Don't get me wrong, context switching is hard. When you're working on a large code base, it's not trivial to switch focus to writing an email, and then jump right back into the zone. There is a mental toll that you simply have to pay when you switch tasks. But, if we keep training ourselves to need several hours to properly get into a productive groove in a big project, we're training ourselves out of the ability to take advantage of the small chunks of time that we typically get.
This is nothing new, of course. We're all very aware of the attention economy. Chances are, like me, your own attention span has wavered in the face of the unrelenting advance of the internet. We scroll, and skim-read news articles, and have a constant source of distraction at our fingertips. None of this is conducive to an enhanced ability to focus. But it doesn't have to be all-or-nothing: We can, and should, still try to be productive in those 30-minute or one-hour time windows that are often all that are available to us.
Dreaming of electric sheep
Have you ever studied for an exam for several days, and ended up dreaming about your field of study? I remember, during exam periods at university, waking up with chemical reaction mechanisms resolving in my head: electrons flying off from some atom toward another; bonds forming and breaking; rings closing, energy being released... All of these connections flickering through my brain over the last few days would continue to echo along the same paths when I fell asleep, so I would dream about chemistry.

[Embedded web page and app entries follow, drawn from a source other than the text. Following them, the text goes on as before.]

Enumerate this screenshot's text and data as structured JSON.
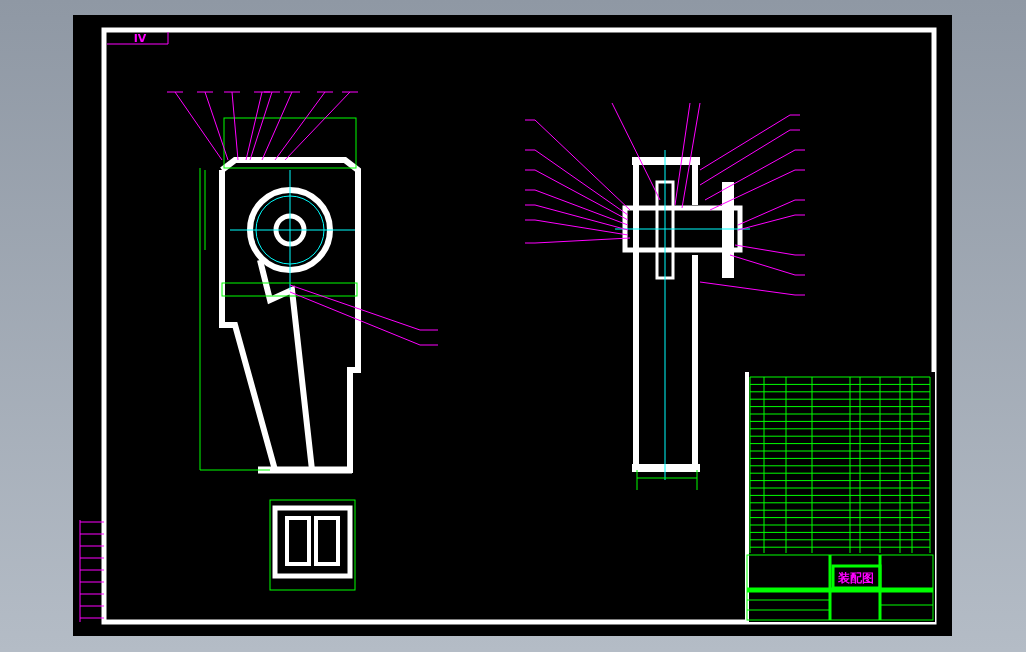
{
  "sheet": {
    "zone_label": "IV"
  },
  "title_block": {
    "title": "装配图"
  }
}
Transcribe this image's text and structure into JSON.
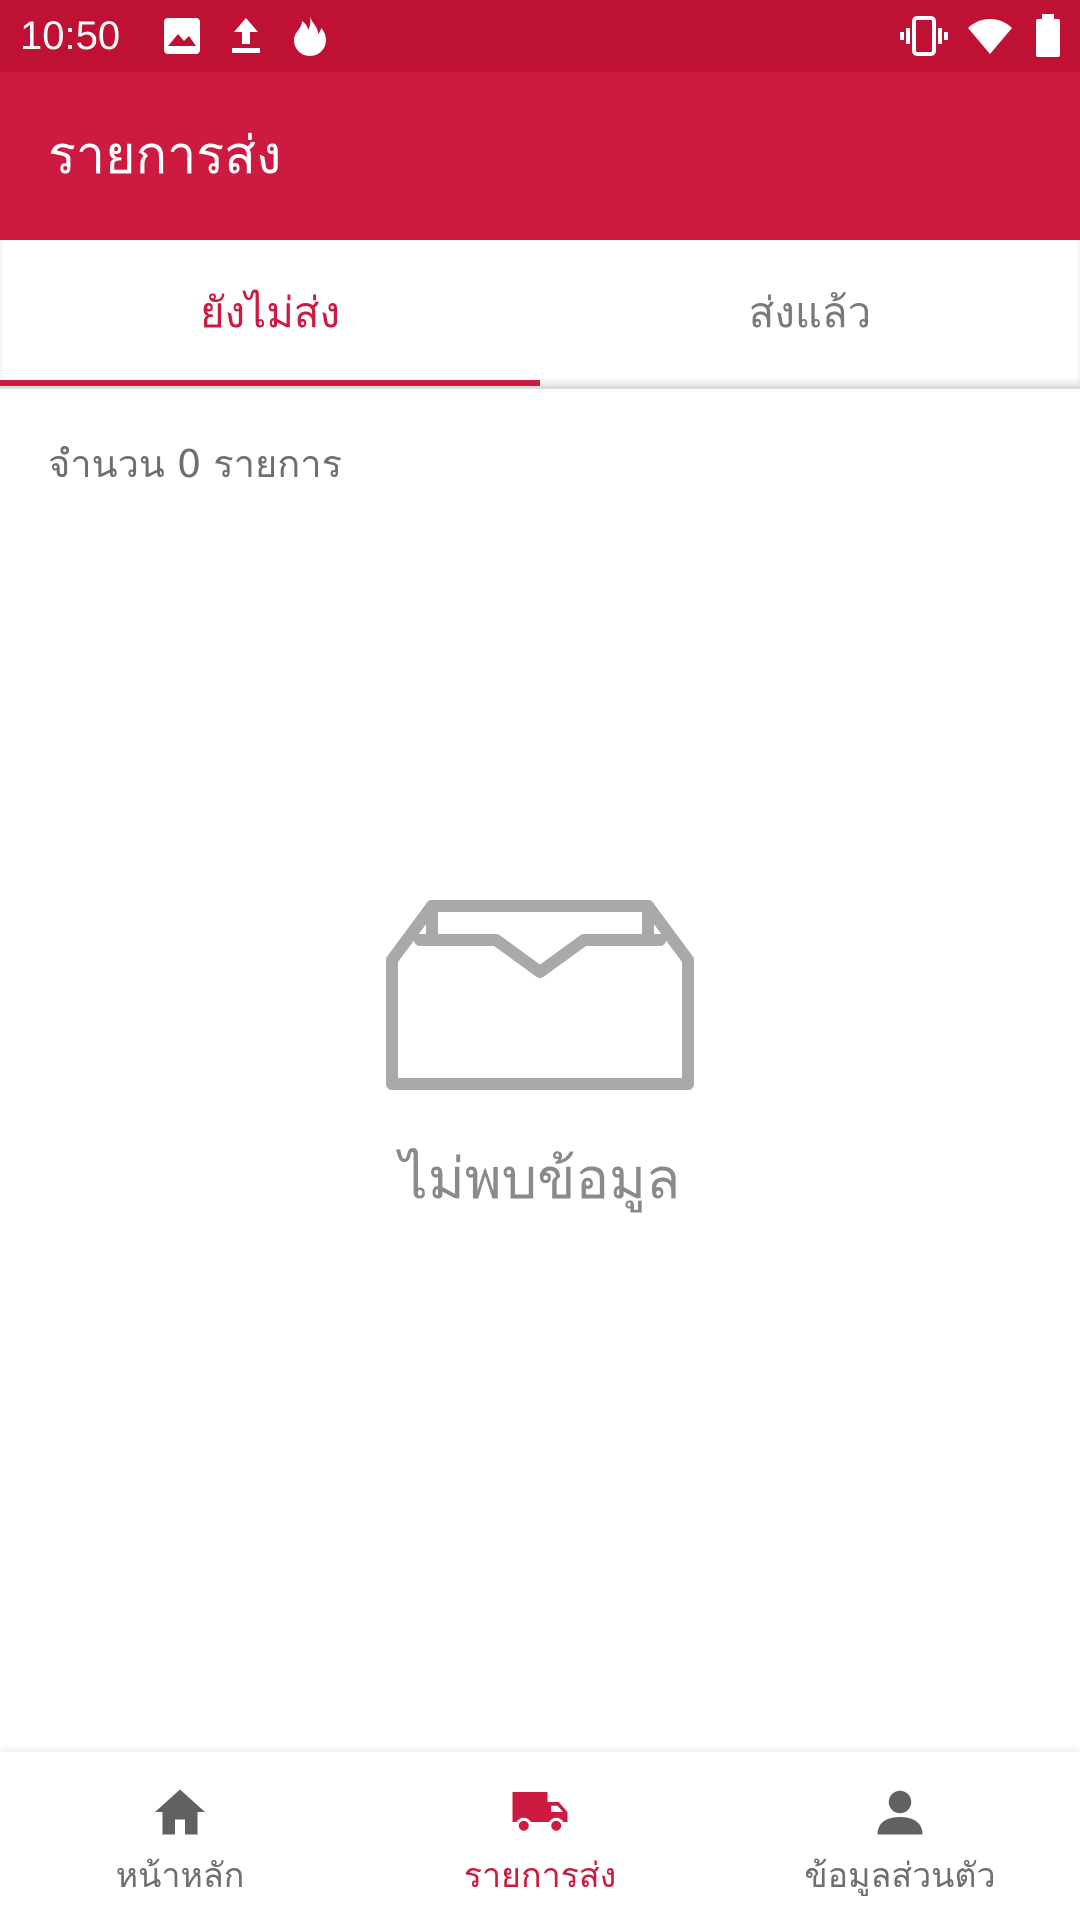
{
  "status_bar": {
    "time": "10:50",
    "icons": [
      "image-icon",
      "upload-icon",
      "flame-icon",
      "vibrate-icon",
      "wifi-icon",
      "battery-icon"
    ]
  },
  "app_bar": {
    "title": "รายการส่ง"
  },
  "tabs": [
    {
      "label": "ยังไม่ส่ง",
      "active": true
    },
    {
      "label": "ส่งแล้ว",
      "active": false
    }
  ],
  "list": {
    "count_text": "จำนวน 0 รายการ",
    "count": 0
  },
  "empty_state": {
    "icon": "empty-inbox-icon",
    "message": "ไม่พบข้อมูล"
  },
  "bottom_nav": {
    "items": [
      {
        "label": "หน้าหลัก",
        "icon": "home-icon",
        "active": false
      },
      {
        "label": "รายการส่ง",
        "icon": "truck-icon",
        "active": true
      },
      {
        "label": "ข้อมูลส่วนตัว",
        "icon": "person-icon",
        "active": false
      }
    ]
  },
  "colors": {
    "status_bar": "#be1133",
    "primary": "#cd1a41",
    "muted_text": "#6f6f6f",
    "empty_icon": "#a9a9a9",
    "nav_icon": "#616161"
  }
}
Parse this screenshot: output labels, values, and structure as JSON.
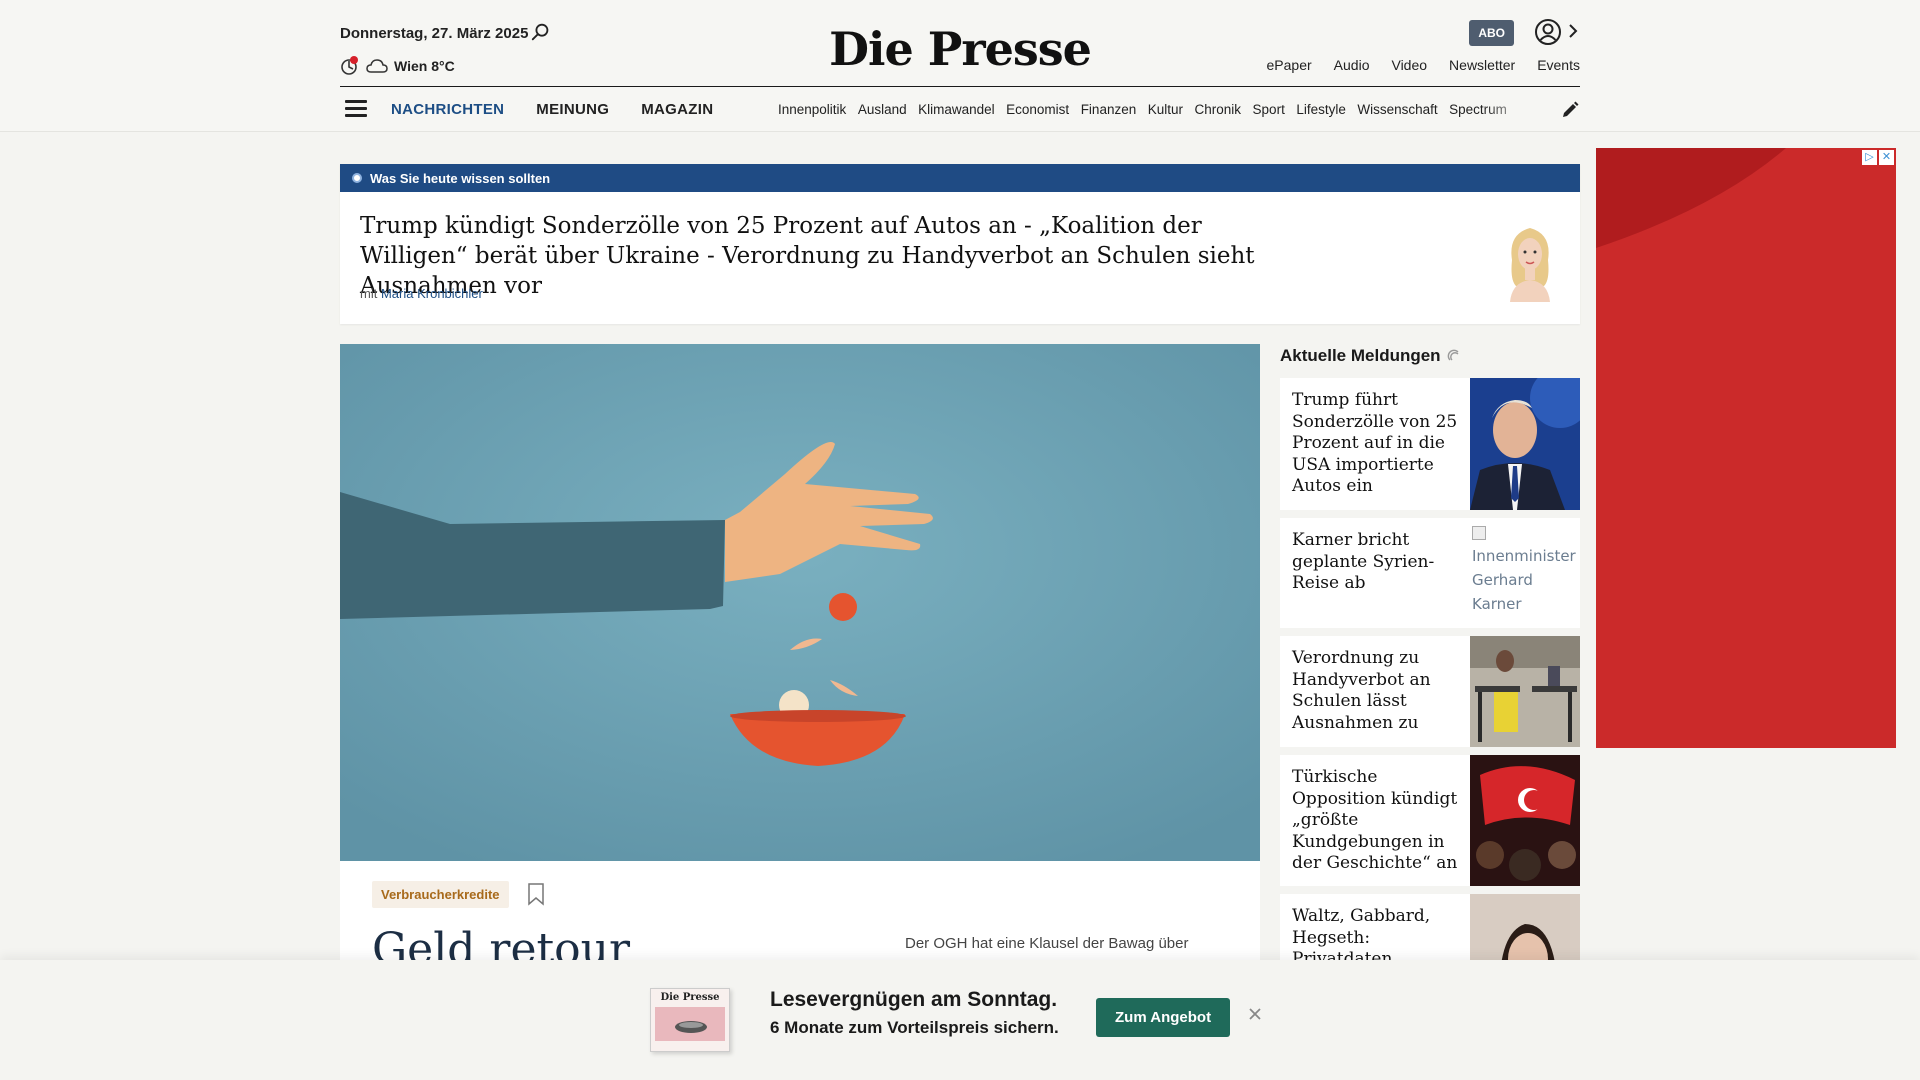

People can experience a similar thing when they've been playing a game for extended periods of time. Classic World of Warcraft players probably dreamed about finally downing Kel'Thuzad and looting the Hammer of the Twisting Nether. Age of Empires players probably dream about Hussars finding gaps in their woodline and raiding their perfect(ly unprotected) farming eco. You get the idea.
But have you ever dreamed about writing code? I can tell you, it's not fun. You wake up thinking about how to solve some problem that you already solved that afternoon. You see function signatures with hundreds of arguments, you see a test suite running and throwing dozens of errors, you see the endless wall of text of a particularly egregious Docker build flying past your eyeballs at nauseating speed...
The real issue is that you're not really dreaming. Your brain is so occupied with whatever problem you were solving that day that it simply cannot turn itself off properly. So you end up with a terrible night's sleep, punctuated by echoes of your work.
This really sucks. And of course, it circles back to the first point about physical health: When we are working in ways that negatively affect our health, we should seriously consider trying to mitigate that.
So, what now?
I don't really know. Maybe these issues are worth the price of admission for extreme productivity? I'm certainly not intending to discourage you from seeking to work in a flow state with this post—just trying to bring a bit of awareness to some of the downsides that aren't often talked about. And, of course, your experience might be completely different. So, good luck with however you work!